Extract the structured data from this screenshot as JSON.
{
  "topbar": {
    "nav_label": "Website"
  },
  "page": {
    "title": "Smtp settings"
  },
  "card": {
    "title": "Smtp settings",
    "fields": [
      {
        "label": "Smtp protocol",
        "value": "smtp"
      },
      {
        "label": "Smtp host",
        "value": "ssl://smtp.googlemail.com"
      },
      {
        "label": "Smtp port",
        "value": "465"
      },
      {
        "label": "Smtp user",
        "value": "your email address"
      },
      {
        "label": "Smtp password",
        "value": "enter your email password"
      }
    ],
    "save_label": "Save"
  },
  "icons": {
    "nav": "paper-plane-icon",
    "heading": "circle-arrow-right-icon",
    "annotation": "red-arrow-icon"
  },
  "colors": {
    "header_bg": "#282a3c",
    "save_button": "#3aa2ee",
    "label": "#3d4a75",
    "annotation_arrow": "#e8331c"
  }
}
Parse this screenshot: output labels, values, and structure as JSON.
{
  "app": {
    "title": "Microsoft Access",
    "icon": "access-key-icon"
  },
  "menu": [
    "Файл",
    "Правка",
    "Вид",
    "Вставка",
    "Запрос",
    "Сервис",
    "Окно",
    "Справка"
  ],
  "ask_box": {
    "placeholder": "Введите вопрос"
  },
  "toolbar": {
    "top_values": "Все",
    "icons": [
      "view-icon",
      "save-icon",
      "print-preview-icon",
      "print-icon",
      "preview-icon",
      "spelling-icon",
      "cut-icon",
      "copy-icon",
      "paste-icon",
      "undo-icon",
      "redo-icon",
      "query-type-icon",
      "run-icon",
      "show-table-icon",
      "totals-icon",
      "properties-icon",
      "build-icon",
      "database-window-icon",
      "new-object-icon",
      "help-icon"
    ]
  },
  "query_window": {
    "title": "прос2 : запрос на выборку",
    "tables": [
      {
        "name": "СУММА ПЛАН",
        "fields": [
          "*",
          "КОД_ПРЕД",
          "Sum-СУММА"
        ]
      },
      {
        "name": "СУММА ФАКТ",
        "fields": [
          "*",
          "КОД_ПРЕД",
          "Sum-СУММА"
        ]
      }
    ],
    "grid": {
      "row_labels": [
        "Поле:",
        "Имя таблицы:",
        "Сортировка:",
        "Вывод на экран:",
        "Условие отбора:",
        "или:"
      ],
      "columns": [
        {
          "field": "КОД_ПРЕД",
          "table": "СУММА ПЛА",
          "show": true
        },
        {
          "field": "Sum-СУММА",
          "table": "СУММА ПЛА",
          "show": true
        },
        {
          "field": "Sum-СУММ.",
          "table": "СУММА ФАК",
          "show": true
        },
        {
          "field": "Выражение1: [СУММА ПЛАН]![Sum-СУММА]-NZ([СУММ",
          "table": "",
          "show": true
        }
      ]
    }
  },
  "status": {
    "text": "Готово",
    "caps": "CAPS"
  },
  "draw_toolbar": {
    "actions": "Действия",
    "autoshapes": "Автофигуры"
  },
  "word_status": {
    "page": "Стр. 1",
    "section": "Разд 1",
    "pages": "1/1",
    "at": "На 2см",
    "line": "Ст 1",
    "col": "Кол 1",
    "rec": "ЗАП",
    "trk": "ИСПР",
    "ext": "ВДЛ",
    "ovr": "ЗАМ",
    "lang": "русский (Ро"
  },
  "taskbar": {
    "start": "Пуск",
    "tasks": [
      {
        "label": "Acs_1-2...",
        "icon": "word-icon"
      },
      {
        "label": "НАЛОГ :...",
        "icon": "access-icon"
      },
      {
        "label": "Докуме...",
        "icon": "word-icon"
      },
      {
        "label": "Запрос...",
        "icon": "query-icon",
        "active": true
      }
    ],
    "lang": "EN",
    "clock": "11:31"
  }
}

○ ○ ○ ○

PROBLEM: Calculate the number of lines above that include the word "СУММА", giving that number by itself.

ANSWER AREA: 9